"I'll have to wait until she's in a rocking chair to beat her [Myers]," Hoffman said. "It probably won't happen then. She'll just put wheels on it and just keep on swinging."
Hoffman and Long finished with a 66, the second-lowest round of the day, which was a stroke higher than their opening 65.
"They're just two good players," Hoffman said. "We always enjoy playing with them. We play a lot together. There's no doubt about it, we're usually fighting it with them all the time."
The team of Sandy Barclay and Mary Jane Tyler placed third, 10 strokes behind the winners.
Fowler and Myers came one stroke short of their goal of a 61, which would have matched their best round in the Lassies Classic.
"We always know we have a good chance if we play our game, play well and make a few putts," Myers said.
Fowler also knows the team will have a chance if Myers will keep her Slotline Duckhead putter in her bag.
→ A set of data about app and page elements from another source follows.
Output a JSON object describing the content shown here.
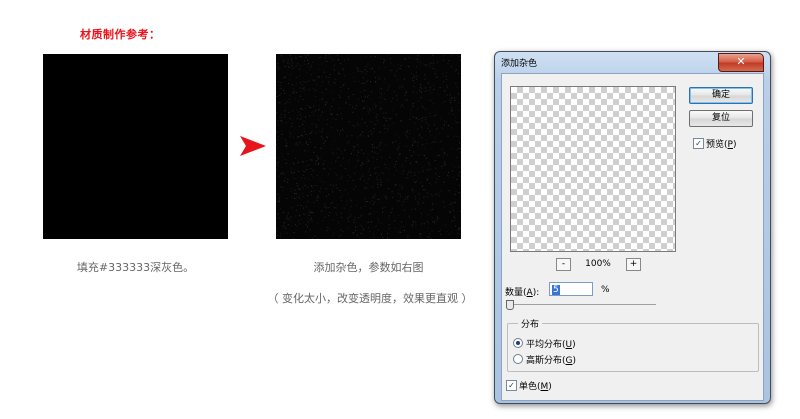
{
  "tutorial": {
    "heading": "材质制作参考：",
    "caption_left": "填充#333333深灰色。",
    "caption_right": "添加杂色，参数如右图",
    "caption_note": "（ 变化太小，改变透明度，效果更直观 ）"
  },
  "colors": {
    "accent_red": "#e8141b",
    "fill_dark": "#000000"
  },
  "dialog": {
    "title": "添加杂色",
    "close_glyph": "✕",
    "buttons": {
      "ok": "确定",
      "reset": "复位"
    },
    "preview": {
      "checked": true,
      "label": "预览(",
      "key": "P",
      "suffix": ")"
    },
    "zoom": {
      "minus": "-",
      "plus": "+",
      "level": "100%"
    },
    "amount": {
      "label": "数量(",
      "key": "A",
      "suffix": "):",
      "value": "5",
      "unit": "%"
    },
    "distribution": {
      "title": "分布",
      "options": [
        {
          "label": "平均分布(",
          "key": "U",
          "suffix": ")",
          "selected": true
        },
        {
          "label": "高斯分布(",
          "key": "G",
          "suffix": ")",
          "selected": false
        }
      ]
    },
    "monochromatic": {
      "checked": true,
      "label": "单色(",
      "key": "M",
      "suffix": ")"
    }
  }
}
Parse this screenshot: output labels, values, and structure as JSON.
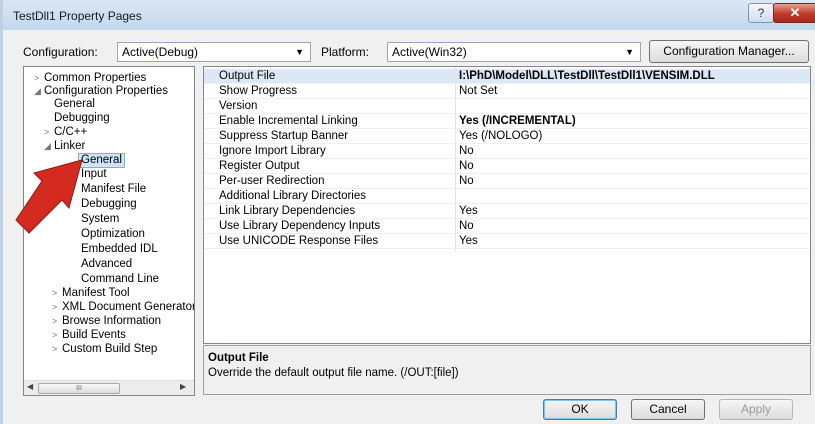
{
  "window": {
    "title": "TestDll1 Property Pages",
    "help_icon": "?",
    "close_icon": "✕"
  },
  "config_bar": {
    "configuration_label": "Configuration:",
    "configuration_value": "Active(Debug)",
    "platform_label": "Platform:",
    "platform_value": "Active(Win32)",
    "manager_button": "Configuration Manager..."
  },
  "tree": {
    "items": [
      {
        "label": "Common Properties",
        "expander": ">"
      },
      {
        "label": "Configuration Properties",
        "expander": "◢"
      },
      {
        "label": "General",
        "expander": ""
      },
      {
        "label": "Debugging",
        "expander": ""
      },
      {
        "label": "C/C++",
        "expander": ">"
      },
      {
        "label": "Linker",
        "expander": "◢"
      },
      {
        "label": "General",
        "expander": ""
      },
      {
        "label": "Input",
        "expander": ""
      },
      {
        "label": "Manifest File",
        "expander": ""
      },
      {
        "label": "Debugging",
        "expander": ""
      },
      {
        "label": "System",
        "expander": ""
      },
      {
        "label": "Optimization",
        "expander": ""
      },
      {
        "label": "Embedded IDL",
        "expander": ""
      },
      {
        "label": "Advanced",
        "expander": ""
      },
      {
        "label": "Command Line",
        "expander": ""
      },
      {
        "label": "Manifest Tool",
        "expander": ">"
      },
      {
        "label": "XML Document Generator",
        "expander": ">"
      },
      {
        "label": "Browse Information",
        "expander": ">"
      },
      {
        "label": "Build Events",
        "expander": ">"
      },
      {
        "label": "Custom Build Step",
        "expander": ">"
      }
    ],
    "scroll_thumb": "III"
  },
  "properties": [
    {
      "name": "Output File",
      "value": "I:\\PhD\\Model\\DLL\\TestDll\\TestDll1\\VENSIM.DLL",
      "bold": true
    },
    {
      "name": "Show Progress",
      "value": "Not Set",
      "bold": false
    },
    {
      "name": "Version",
      "value": "",
      "bold": false
    },
    {
      "name": "Enable Incremental Linking",
      "value": "Yes (/INCREMENTAL)",
      "bold": true
    },
    {
      "name": "Suppress Startup Banner",
      "value": "Yes (/NOLOGO)",
      "bold": false
    },
    {
      "name": "Ignore Import Library",
      "value": "No",
      "bold": false
    },
    {
      "name": "Register Output",
      "value": "No",
      "bold": false
    },
    {
      "name": "Per-user Redirection",
      "value": "No",
      "bold": false
    },
    {
      "name": "Additional Library Directories",
      "value": "",
      "bold": false
    },
    {
      "name": "Link Library Dependencies",
      "value": "Yes",
      "bold": false
    },
    {
      "name": "Use Library Dependency Inputs",
      "value": "No",
      "bold": false
    },
    {
      "name": "Use UNICODE Response Files",
      "value": "Yes",
      "bold": false
    }
  ],
  "description": {
    "title": "Output File",
    "text": "Override the default output file name.     (/OUT:[file])"
  },
  "buttons": {
    "ok": "OK",
    "cancel": "Cancel",
    "apply": "Apply"
  },
  "colors": {
    "annotation_arrow": "#d42a1f",
    "selection": "#cde3f8"
  }
}
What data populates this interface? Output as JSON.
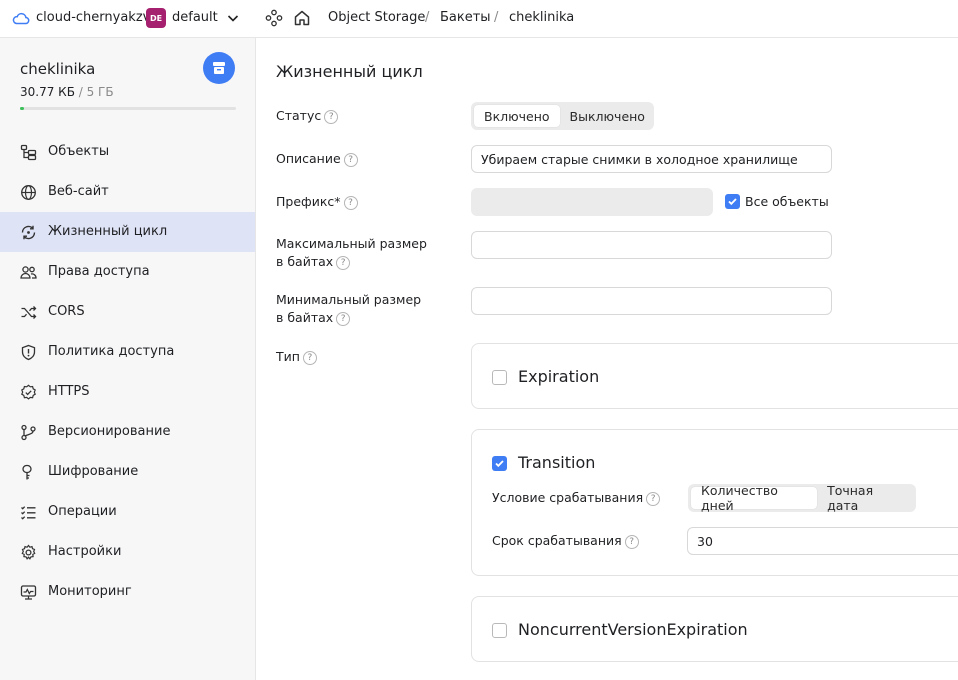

Fowler said Myers likes to tinker with the clubs in her bag, which often means opting for a different putter.
"The biggest concern for me is when she comes out with any other putter than the one she putted with today," Fowler said. "The one she putted with today cost her $12 out of a barrel. And she putts, on these greens, better with that than with anything else. And she has them all -- Scotty Cameron ... ."
Myers said her used putter, bought in New Madrid, is no longer available new.
"If you want one, you need to buy in on Ebay," Myers said.
Fowler insists her partner use the putter, but isn't always successful.
"She'll put something else in her bag, and then the next day she'll bring it -- the second day last year and the second day this year. She thinks she can't putt with it on all greens, so she'll tinker around with it."
Myers also switched her irons from the day before.
The partnership is the one constant, and it's not likely to change soon.
"We really enjoy the tournament," Fowler said. "Everyone is so nice to us. We've met so many golfers because of it from all over since we got in the tournament 10 to 11 years ago. We were lucky to get in because it's always so full."
The maximum 96 teams competed in the tournament.
Tournament co-chairman Judi Brey was elated with the event, which was followed by a downpour about an hour after the final groups were finished. The only real nemesis was warm weather.
"The weather was awesome," Brey said. "It was a big concern for today, but we dodged the storms."